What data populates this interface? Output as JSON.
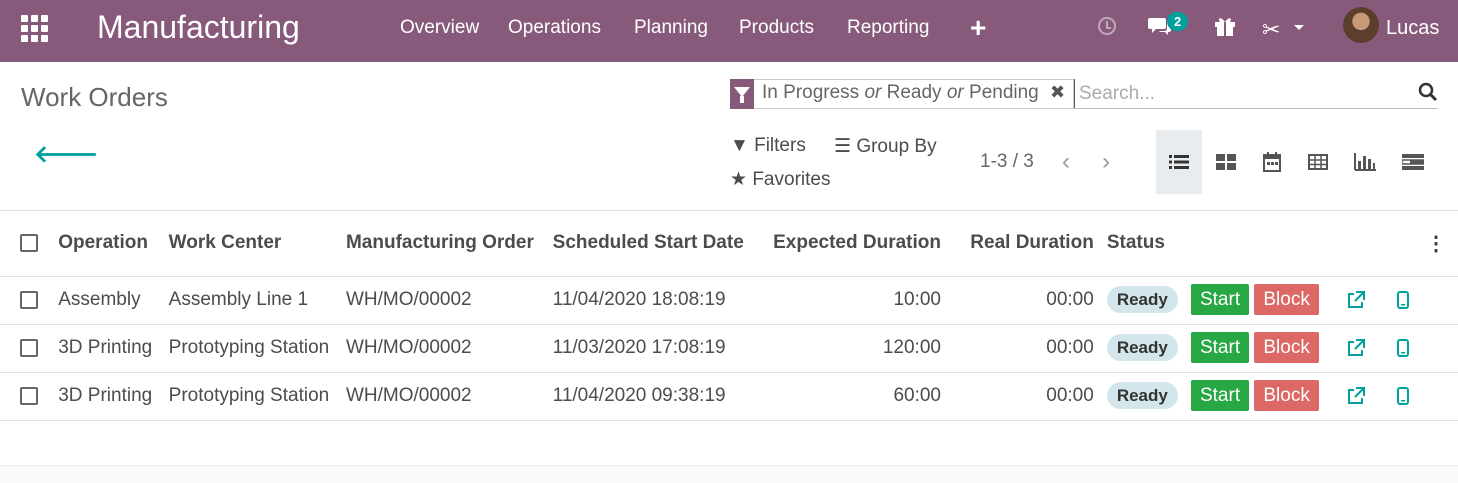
{
  "topbar": {
    "app_title": "Manufacturing",
    "nav": [
      "Overview",
      "Operations",
      "Planning",
      "Products",
      "Reporting"
    ],
    "chat_badge": "2",
    "user_name": "Lucas",
    "bg_color": "#875a7b"
  },
  "control_panel": {
    "page_title": "Work Orders",
    "facet": {
      "part1": "In Progress",
      "or1": "or",
      "part2": "Ready",
      "or2": "or",
      "part3": "Pending",
      "remove": "✖"
    },
    "search_placeholder": "Search...",
    "filters_label": "Filters",
    "groupby_label": "Group By",
    "favorites_label": "Favorites",
    "pager": "1-3 / 3",
    "views": [
      "list-icon",
      "kanban-icon",
      "calendar-icon",
      "pivot-icon",
      "graph-icon",
      "gantt-icon"
    ]
  },
  "table": {
    "columns": [
      "Operation",
      "Work Center",
      "Manufacturing Order",
      "Scheduled Start Date",
      "Expected Duration",
      "Real Duration",
      "Status"
    ],
    "rows": [
      {
        "operation": "Assembly",
        "work_center": "Assembly Line 1",
        "mo": "WH/MO/00002",
        "start": "11/04/2020 18:08:19",
        "expected": "10:00",
        "real": "00:00",
        "status": "Ready"
      },
      {
        "operation": "3D Printing",
        "work_center": "Prototyping Station",
        "mo": "WH/MO/00002",
        "start": "11/03/2020 17:08:19",
        "expected": "120:00",
        "real": "00:00",
        "status": "Ready"
      },
      {
        "operation": "3D Printing",
        "work_center": "Prototyping Station",
        "mo": "WH/MO/00002",
        "start": "11/04/2020 09:38:19",
        "expected": "60:00",
        "real": "00:00",
        "status": "Ready"
      }
    ],
    "start_label": "Start",
    "block_label": "Block"
  },
  "colors": {
    "accent": "#00a09d",
    "start": "#28a745",
    "block": "#dc6965",
    "status_badge": "#d3e6ec"
  }
}
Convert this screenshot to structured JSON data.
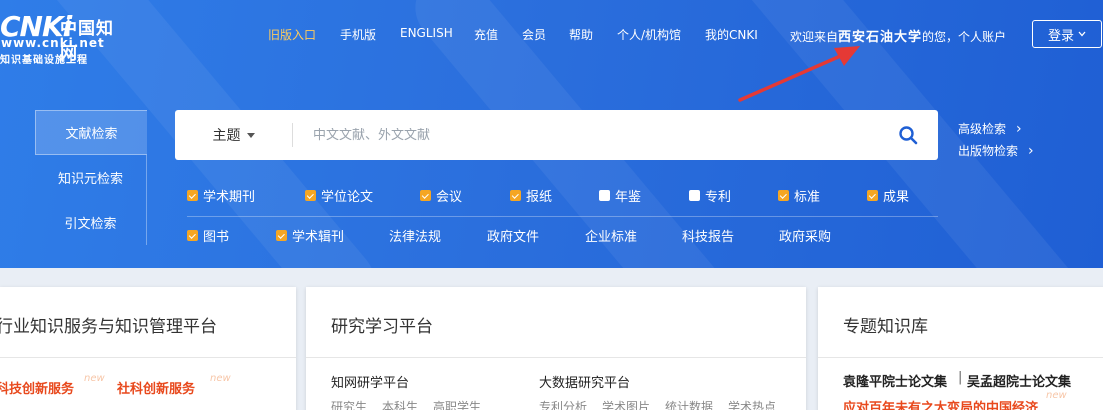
{
  "logo": {
    "brand": "CNKi",
    "brand_cn": "中国知网",
    "url": "www.cnki.net",
    "tagline": "知识基础设施工程"
  },
  "topnav": {
    "items": [
      "旧版入口",
      "手机版",
      "ENGLISH",
      "充值",
      "会员",
      "帮助",
      "个人/机构馆",
      "我的CNKI"
    ],
    "welcome_prefix": "欢迎来自",
    "welcome_org": "西安石油大学",
    "welcome_suffix": "的您，个人账户",
    "login_label": "登录"
  },
  "search": {
    "tabs": [
      "文献检索",
      "知识元检索",
      "引文检索"
    ],
    "field_label": "主题",
    "placeholder": "中文文献、外文文献",
    "advanced_link": "高级检索",
    "publication_link": "出版物检索"
  },
  "sources": {
    "row1": [
      {
        "label": "学术期刊",
        "checked": true
      },
      {
        "label": "学位论文",
        "checked": true
      },
      {
        "label": "会议",
        "checked": true
      },
      {
        "label": "报纸",
        "checked": true
      },
      {
        "label": "年鉴",
        "checked": false
      },
      {
        "label": "专利",
        "checked": false
      },
      {
        "label": "标准",
        "checked": true
      },
      {
        "label": "成果",
        "checked": true
      }
    ],
    "row2_checked": [
      {
        "label": "图书",
        "checked": true
      },
      {
        "label": "学术辑刊",
        "checked": true
      }
    ],
    "row2_plain": [
      "法律法规",
      "政府文件",
      "企业标准",
      "科技报告",
      "政府采购"
    ]
  },
  "cards": {
    "industry": {
      "title": "行业知识服务与知识管理平台",
      "link1": "科技创新服务",
      "link2": "社科创新服务",
      "new_tag": "new"
    },
    "research": {
      "title": "研究学习平台",
      "col1_title": "知网研学平台",
      "col1_links": [
        "研究生",
        "本科生",
        "高职学生"
      ],
      "col2_title": "大数据研究平台",
      "col2_links": [
        "专利分析",
        "学术图片",
        "统计数据",
        "学术热点"
      ]
    },
    "topics": {
      "title": "专题知识库",
      "link1": "袁隆平院士论文集",
      "divider": "|",
      "link2": "吴孟超院士论文集",
      "link3": "应对百年未有之大变局的中国经济",
      "new_tag": "new"
    }
  },
  "colors": {
    "hero_blue": "#2b6fdd",
    "accent_orange": "#f5a623",
    "old_entry_yellow": "#ffcc5c",
    "search_icon": "#1f5fd4",
    "arrow_red": "#e53935",
    "link_red": "#e8491d"
  }
}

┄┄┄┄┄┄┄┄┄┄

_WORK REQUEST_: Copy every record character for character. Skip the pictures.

_WRITTEN SOLUTION_:
What data populates this interface? Output as JSON.
{
  "topbar": {
    "app_title": "Manufacturing",
    "nav": [
      "Overview",
      "Operations",
      "Planning",
      "Products",
      "Reporting"
    ],
    "chat_badge": "2",
    "user_name": "Lucas",
    "bg_color": "#875a7b"
  },
  "control_panel": {
    "page_title": "Work Orders",
    "facet": {
      "part1": "In Progress",
      "or1": "or",
      "part2": "Ready",
      "or2": "or",
      "part3": "Pending",
      "remove": "✖"
    },
    "search_placeholder": "Search...",
    "filters_label": "Filters",
    "groupby_label": "Group By",
    "favorites_label": "Favorites",
    "pager": "1-3 / 3",
    "views": [
      "list-icon",
      "kanban-icon",
      "calendar-icon",
      "pivot-icon",
      "graph-icon",
      "gantt-icon"
    ]
  },
  "table": {
    "columns": [
      "Operation",
      "Work Center",
      "Manufacturing Order",
      "Scheduled Start Date",
      "Expected Duration",
      "Real Duration",
      "Status"
    ],
    "rows": [
      {
        "operation": "Assembly",
        "work_center": "Assembly Line 1",
        "mo": "WH/MO/00002",
        "start": "11/04/2020 18:08:19",
        "expected": "10:00",
        "real": "00:00",
        "status": "Ready"
      },
      {
        "operation": "3D Printing",
        "work_center": "Prototyping Station",
        "mo": "WH/MO/00002",
        "start": "11/03/2020 17:08:19",
        "expected": "120:00",
        "real": "00:00",
        "status": "Ready"
      },
      {
        "operation": "3D Printing",
        "work_center": "Prototyping Station",
        "mo": "WH/MO/00002",
        "start": "11/04/2020 09:38:19",
        "expected": "60:00",
        "real": "00:00",
        "status": "Ready"
      }
    ],
    "start_label": "Start",
    "block_label": "Block"
  },
  "colors": {
    "accent": "#00a09d",
    "start": "#28a745",
    "block": "#dc6965",
    "status_badge": "#d3e6ec"
  }
}
Convert this screenshot to structured JSON data.
{
  "logo": {
    "brand": "CNKi",
    "brand_cn": "中国知网",
    "url": "www.cnki.net",
    "tagline": "知识基础设施工程"
  },
  "topnav": {
    "items": [
      "旧版入口",
      "手机版",
      "ENGLISH",
      "充值",
      "会员",
      "帮助",
      "个人/机构馆",
      "我的CNKI"
    ],
    "welcome_prefix": "欢迎来自",
    "welcome_org": "西安石油大学",
    "welcome_suffix": "的您，个人账户",
    "login_label": "登录"
  },
  "search": {
    "tabs": [
      "文献检索",
      "知识元检索",
      "引文检索"
    ],
    "field_label": "主题",
    "placeholder": "中文文献、外文文献",
    "advanced_link": "高级检索",
    "publication_link": "出版物检索"
  },
  "sources": {
    "row1": [
      {
        "label": "学术期刊",
        "checked": true
      },
      {
        "label": "学位论文",
        "checked": true
      },
      {
        "label": "会议",
        "checked": true
      },
      {
        "label": "报纸",
        "checked": true
      },
      {
        "label": "年鉴",
        "checked": false
      },
      {
        "label": "专利",
        "checked": false
      },
      {
        "label": "标准",
        "checked": true
      },
      {
        "label": "成果",
        "checked": true
      }
    ],
    "row2_checked": [
      {
        "label": "图书",
        "checked": true
      },
      {
        "label": "学术辑刊",
        "checked": true
      }
    ],
    "row2_plain": [
      "法律法规",
      "政府文件",
      "企业标准",
      "科技报告",
      "政府采购"
    ]
  },
  "cards": {
    "industry": {
      "title": "行业知识服务与知识管理平台",
      "link1": "科技创新服务",
      "link2": "社科创新服务",
      "new_tag": "new"
    },
    "research": {
      "title": "研究学习平台",
      "col1_title": "知网研学平台",
      "col1_links": [
        "研究生",
        "本科生",
        "高职学生"
      ],
      "col2_title": "大数据研究平台",
      "col2_links": [
        "专利分析",
        "学术图片",
        "统计数据",
        "学术热点"
      ]
    },
    "topics": {
      "title": "专题知识库",
      "link1": "袁隆平院士论文集",
      "divider": "|",
      "link2": "吴孟超院士论文集",
      "link3": "应对百年未有之大变局的中国经济",
      "new_tag": "new"
    }
  },
  "colors": {
    "hero_blue": "#2b6fdd",
    "accent_orange": "#f5a623",
    "old_entry_yellow": "#ffcc5c",
    "search_icon": "#1f5fd4",
    "arrow_red": "#e53935",
    "link_red": "#e8491d"
  }
}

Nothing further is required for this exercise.